The same happened when I left my husband: I took the essentials, trashed anything that could bring about his memory, and tried to bury the rest as deep down as I could. But the truth was that I had loved him deeply, enough to ignore his functional alcoholism and our diverging paths, and my grief erupted in ways I had never thought possible. Until I’d read more about the impacts of trauma, I didn’t know that sudden vomiting could be caused by a triggering memory—the vagus nerve, which runs from your brain stem down your spine to your stomach, is responsible, along with other symptoms like dry mouth and chest pains—or that my constant shame was not a sign to work things out, but a symptom of trauma.
But there are so many things that people do not know about C-PTSD. We think of trauma and camouflage uniforms spring to mind, but what we do not know is that, according to van der Kolk, “for every soldier who serves in a war zone abroad, there are ten children who are endangered in their own homes.” We don’t know that half of all people who seek psychiatric care have been somehow traumatized as a child. We don’t know that elementary school bullying can have just as much of an impact as being an adult rape survivor, and we don’t know that, as Judith Herman, Harvard professor of clinical psychology and first recognizer of C-PTSD wrote in in her 1992 article Trauma and Recovery , “the community must take action to assign responsibility for the harm and to repair the injury. Recognition and restitution are necessary to rebuild the survivor’s sense of order and justice.”
Twenty-five years have passed since the publication of that article, and yet our communities still lack fundamental solutions to the scars of complex trauma. The latest issue of the Diagnostic and Statistical Manual of Mental Disorders (DSM), the go-to reference manual for therapists and psychiatrists in America, still does not recognize this diagnosis. The World Health Organization’s International Classification of Diseases is only now permitting C-PTSD to grace its pages. Hell, if you choose to Google C-PTSD, the first line on the results page will be “Did you mean: PTSD?”

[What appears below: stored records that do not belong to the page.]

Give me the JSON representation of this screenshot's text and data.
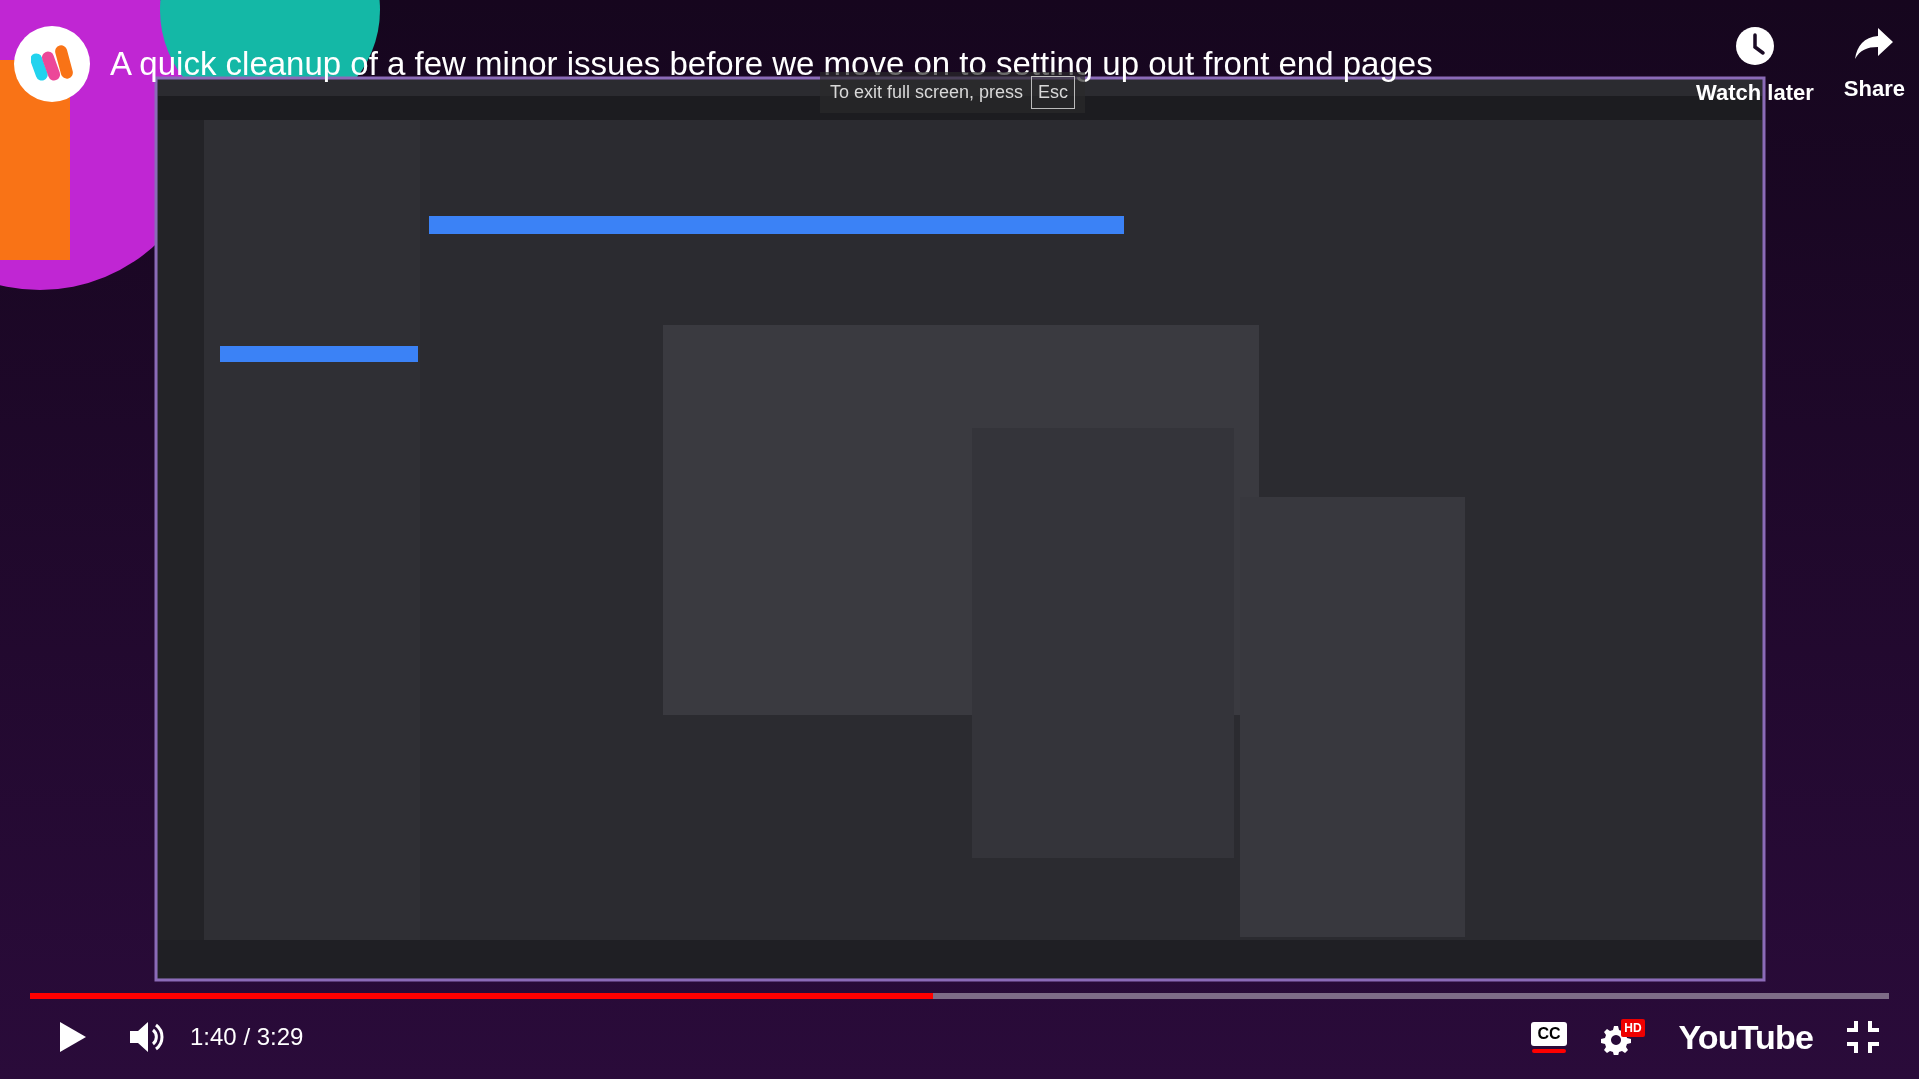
{
  "player": {
    "title": "A quick cleanup of a few minor issues before we move on to setting up out front end pages",
    "toast": {
      "text": "To exit full screen, press",
      "key": "Esc"
    },
    "actions": [
      {
        "label": "Watch later",
        "kind": "clock"
      },
      {
        "label": "Share",
        "kind": "share"
      }
    ],
    "progress": {
      "level": 0.486
    },
    "time": "1:40 / 3:29",
    "captions": {
      "label": "CC",
      "on": true
    },
    "quality_badge": "HD",
    "logo": "YouTube"
  }
}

If you know where to look, there are written resources bursting with knowledge about treatments for C-PTSD. Art therapy, Eye Movement Desensitization and Reprocessing (EMDR), yoga, neurofeedback, community theater, psychomotor therapy—these are all techniques that have been well-proven to help if not cure people with C-PTSD, and yet what do you know of any of them? If a dear friend came to you with symptoms of C-PTSD, would you be able to suggest the diagnosis to them, as one would with depression or anxiety? Would you be able to recognize their trauma and help them find restitution?

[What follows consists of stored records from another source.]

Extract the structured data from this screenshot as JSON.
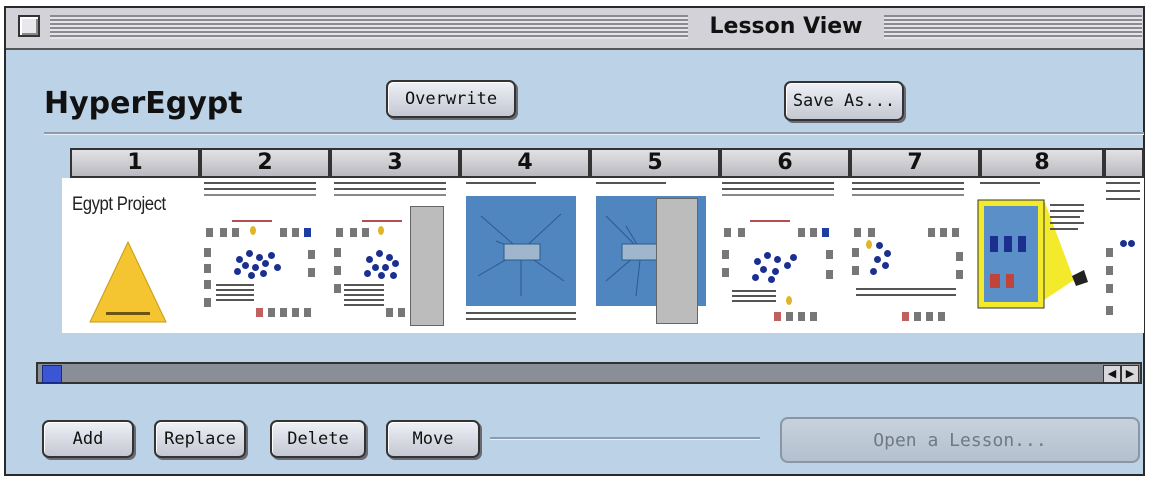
{
  "window": {
    "title": "Lesson View"
  },
  "lesson": {
    "name": "HyperEgypt"
  },
  "toolbar": {
    "overwrite_label": "Overwrite",
    "save_as_label": "Save As..."
  },
  "slides": [
    {
      "number": "1",
      "title": "Egypt Project"
    },
    {
      "number": "2"
    },
    {
      "number": "3"
    },
    {
      "number": "4"
    },
    {
      "number": "5"
    },
    {
      "number": "6"
    },
    {
      "number": "7"
    },
    {
      "number": "8"
    },
    {
      "number": ""
    }
  ],
  "actions": {
    "add_label": "Add",
    "replace_label": "Replace",
    "delete_label": "Delete",
    "move_label": "Move",
    "open_lesson_label": "Open a Lesson..."
  },
  "colors": {
    "window_bg": "#bcd2e6",
    "accent_blue": "#3a56d4",
    "triangle": "#f5c431",
    "concept_map": "#4f86c0"
  }
}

I came across a beautiful word the other day—Nepenthe (n.): something that can make you forget grief or suffering—and was immediately struck by how much we need just the opposite when it comes to C-PTSD. We need a reminder, a dispatch, a signal to act so that those of us who think they just have baggage or “daddy issues” or a not-so-great childhood can come to the realization that this isn’t normal, they’re not alone, and there is a community of caretakers waiting to receive them. But first, we need that community to know we exist, to be comfortable extending a supportive hand, and to know how to lead the way.